His way of dealing with being the only one awake in the house was to awaken someone else.
And somehow all the logic that he so well understood in the comfort of the daylight disappeared in the lonely darkness of 2am. The well-intentioned promises made at family meetings, the star chart of promised rewards taped to the refrigerator, the talks with his therapist. They all added up to a big fat nothing when the little boy was scared and lonely and scared and alone and wanted more than anything to be near his awake mother. Every night it was the same.

“MOM!!! MOM!!!” he yelled at the top of his lungs.

And she would come and he would ignore or just not notice her frustration and her exhaustion as her calming presence and the touch of her hand rubbing his head or his back, or her, in her tired, tired state, laying down next to him, blotted out all else.

He knew the meaning of peace and serenity. It was your mom laying down next to you and rubbing your back at 2am moments after being so terribly scared. There is peace in this world and this is it.

In his mother’s presence, he would quickly and quietly fall back asleep.

After months and months of this pattern there came the night he feared. The predictable pattern played out again. In bed, the light shining from under his door, he found his way into sleep. And, as always, he began to awaken and he told himself he should just fall back into a deep slumber.

But this time something was different.

He felt a presence in the room and then hands on him, touching his blankets. He was wide awake in a flash but his body froze with fear. He could not move a muscle. His eyes would not open, no noise would come from his throat. And still the hands moved over and on him.

His mind raced, trying to make sense of what was happening. Maybe he was still asleep and this was one of those rare nightmares. No, he could tell this was real, could tell he was awake.

Maybe his overactive nighttime imagination was getting the best of him.
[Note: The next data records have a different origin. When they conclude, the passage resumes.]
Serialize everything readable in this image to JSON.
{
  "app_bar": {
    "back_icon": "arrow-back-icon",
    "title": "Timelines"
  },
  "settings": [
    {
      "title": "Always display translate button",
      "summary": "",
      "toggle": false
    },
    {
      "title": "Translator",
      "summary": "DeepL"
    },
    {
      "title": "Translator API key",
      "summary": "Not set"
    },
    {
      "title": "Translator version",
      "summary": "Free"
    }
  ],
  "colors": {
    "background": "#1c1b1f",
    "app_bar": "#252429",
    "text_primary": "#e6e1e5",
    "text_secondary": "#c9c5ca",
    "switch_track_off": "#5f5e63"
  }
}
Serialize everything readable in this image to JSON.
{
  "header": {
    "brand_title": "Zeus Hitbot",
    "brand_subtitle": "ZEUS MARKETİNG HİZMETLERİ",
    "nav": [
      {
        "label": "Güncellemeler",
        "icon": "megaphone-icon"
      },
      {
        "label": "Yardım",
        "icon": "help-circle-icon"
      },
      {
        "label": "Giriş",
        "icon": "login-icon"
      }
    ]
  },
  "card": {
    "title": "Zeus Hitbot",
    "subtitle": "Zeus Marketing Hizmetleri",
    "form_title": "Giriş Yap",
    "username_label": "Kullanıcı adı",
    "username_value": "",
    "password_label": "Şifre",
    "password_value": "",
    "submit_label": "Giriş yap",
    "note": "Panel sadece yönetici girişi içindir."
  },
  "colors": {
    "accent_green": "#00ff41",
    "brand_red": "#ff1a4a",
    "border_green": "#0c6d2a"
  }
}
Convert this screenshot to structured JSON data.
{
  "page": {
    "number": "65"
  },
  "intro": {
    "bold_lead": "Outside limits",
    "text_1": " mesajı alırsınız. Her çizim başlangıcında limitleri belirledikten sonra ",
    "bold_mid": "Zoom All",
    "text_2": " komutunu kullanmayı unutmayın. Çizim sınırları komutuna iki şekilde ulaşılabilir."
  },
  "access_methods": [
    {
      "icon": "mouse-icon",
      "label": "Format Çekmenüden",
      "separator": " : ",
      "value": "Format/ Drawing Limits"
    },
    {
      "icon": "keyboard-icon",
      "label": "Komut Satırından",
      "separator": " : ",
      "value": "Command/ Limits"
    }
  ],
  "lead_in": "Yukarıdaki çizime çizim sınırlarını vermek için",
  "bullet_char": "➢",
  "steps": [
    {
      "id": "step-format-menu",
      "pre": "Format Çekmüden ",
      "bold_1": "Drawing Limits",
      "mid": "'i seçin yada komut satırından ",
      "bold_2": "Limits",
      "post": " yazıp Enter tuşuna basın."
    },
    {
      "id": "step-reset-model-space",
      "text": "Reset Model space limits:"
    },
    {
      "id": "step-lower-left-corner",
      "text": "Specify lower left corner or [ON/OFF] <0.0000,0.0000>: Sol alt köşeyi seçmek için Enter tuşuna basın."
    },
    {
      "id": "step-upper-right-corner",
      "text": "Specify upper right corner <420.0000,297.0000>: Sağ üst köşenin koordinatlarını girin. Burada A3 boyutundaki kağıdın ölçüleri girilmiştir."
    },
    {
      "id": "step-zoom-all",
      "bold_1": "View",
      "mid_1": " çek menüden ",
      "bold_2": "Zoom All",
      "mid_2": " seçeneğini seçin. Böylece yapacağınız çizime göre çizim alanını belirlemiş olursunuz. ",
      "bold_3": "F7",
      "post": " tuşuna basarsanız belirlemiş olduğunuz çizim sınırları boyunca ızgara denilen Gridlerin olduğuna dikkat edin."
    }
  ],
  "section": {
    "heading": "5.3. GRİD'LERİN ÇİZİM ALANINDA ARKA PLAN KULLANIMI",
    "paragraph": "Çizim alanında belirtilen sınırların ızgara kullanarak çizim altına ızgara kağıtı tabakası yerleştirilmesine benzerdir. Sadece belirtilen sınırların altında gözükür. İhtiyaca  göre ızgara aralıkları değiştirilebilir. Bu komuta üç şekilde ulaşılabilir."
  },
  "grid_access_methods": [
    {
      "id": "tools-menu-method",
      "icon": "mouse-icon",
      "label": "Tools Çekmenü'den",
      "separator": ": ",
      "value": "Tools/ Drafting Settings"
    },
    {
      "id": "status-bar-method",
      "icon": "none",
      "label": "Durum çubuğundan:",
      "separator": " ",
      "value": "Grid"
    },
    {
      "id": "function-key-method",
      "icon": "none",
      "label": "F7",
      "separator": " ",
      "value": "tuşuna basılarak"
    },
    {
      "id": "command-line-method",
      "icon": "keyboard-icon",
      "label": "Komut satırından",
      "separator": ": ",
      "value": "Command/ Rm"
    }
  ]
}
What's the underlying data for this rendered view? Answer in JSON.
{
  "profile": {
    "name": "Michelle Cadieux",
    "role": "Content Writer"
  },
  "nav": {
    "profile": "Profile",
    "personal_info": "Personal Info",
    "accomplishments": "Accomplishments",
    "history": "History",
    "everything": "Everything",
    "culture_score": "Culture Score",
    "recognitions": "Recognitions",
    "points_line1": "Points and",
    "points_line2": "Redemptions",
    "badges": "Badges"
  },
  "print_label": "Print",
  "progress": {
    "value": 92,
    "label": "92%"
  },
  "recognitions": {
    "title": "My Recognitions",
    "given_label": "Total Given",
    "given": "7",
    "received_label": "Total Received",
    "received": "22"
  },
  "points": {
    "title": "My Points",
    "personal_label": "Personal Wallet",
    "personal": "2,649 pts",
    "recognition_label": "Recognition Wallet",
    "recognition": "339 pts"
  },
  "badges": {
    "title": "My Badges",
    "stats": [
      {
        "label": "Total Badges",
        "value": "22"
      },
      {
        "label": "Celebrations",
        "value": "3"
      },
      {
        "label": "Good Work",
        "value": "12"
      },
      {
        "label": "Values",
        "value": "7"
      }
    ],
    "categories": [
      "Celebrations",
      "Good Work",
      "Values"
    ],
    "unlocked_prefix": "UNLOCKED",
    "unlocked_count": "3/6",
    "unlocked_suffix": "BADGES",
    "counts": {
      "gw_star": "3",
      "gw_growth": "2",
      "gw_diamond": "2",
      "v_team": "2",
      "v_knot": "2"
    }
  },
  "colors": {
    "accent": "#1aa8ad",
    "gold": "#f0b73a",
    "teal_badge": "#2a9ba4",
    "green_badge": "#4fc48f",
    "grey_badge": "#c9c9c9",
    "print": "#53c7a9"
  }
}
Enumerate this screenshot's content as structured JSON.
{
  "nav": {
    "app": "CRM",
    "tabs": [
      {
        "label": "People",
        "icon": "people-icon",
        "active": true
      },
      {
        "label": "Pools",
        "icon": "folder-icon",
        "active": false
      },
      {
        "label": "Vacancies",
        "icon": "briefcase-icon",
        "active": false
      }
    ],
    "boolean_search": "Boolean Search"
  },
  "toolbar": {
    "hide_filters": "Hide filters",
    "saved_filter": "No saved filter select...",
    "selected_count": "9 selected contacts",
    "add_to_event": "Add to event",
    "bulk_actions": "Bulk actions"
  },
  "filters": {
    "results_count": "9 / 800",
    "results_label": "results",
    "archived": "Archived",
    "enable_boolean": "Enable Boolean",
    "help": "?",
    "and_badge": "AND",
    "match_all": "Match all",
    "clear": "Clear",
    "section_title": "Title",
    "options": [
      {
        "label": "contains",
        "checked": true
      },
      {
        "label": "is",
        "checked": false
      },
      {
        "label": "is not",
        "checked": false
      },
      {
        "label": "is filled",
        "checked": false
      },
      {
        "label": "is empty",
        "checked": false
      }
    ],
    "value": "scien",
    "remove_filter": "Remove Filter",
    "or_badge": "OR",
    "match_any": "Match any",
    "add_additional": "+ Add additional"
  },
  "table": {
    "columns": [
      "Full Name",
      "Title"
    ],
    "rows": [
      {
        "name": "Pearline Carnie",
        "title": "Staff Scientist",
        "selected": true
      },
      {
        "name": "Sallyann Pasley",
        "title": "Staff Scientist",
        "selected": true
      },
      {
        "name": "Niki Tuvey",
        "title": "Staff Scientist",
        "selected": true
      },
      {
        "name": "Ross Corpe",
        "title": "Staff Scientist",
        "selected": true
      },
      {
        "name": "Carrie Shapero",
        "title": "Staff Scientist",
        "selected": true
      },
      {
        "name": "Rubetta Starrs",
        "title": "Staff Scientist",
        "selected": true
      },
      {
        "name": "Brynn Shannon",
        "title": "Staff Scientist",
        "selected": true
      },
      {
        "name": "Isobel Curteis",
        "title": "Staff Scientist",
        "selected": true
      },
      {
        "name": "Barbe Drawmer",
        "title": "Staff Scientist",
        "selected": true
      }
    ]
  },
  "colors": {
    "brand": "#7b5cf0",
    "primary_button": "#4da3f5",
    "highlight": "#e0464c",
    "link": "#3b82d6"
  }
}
No, he could tell when he was scaring himself, even when he couldn’t stop it from happening, and this was different.
Maybe it was his older brothers playing a trick on him, like the time, thinking he was asleep, they put his hand in warm water to see if he would wet the bed. No, they knew enough about his nighttime fear to not tease him about this.

What was it then?

The touching of his blankets stopped and he sensed the presence move away from his bed. He heard the familiar squeak of the hinges on his door and knew that whomever or whatever it was had left. This knowledge propelled him out of his paralyzed state and he screamed like no other scream in his life:

“MOOOMMMMM!!!”

She was in like a flash, faster than ever before, like she sensed the urgency in his voice, like she was already close by. It all came out in a jumbled mix of frightened words, “Somebody… touching me… in my room!”

She rubbed his head, soothed him, brought the covers up around him as it was a cold winter night.

“Oh, honey,” she said, “That was me. It is so chilly tonight and I thought you’d be cold so I brought you another blanket. You must have felt me spreading it out over you.” She hugged him and lay down next to him. “You are fine.”

The truth and logic of what she said slowly dawned on him and relief came over him in waves, finally overtaking him and calming him. The peace of his mother’s presence took hold and he fell back asleep.

Until the next night…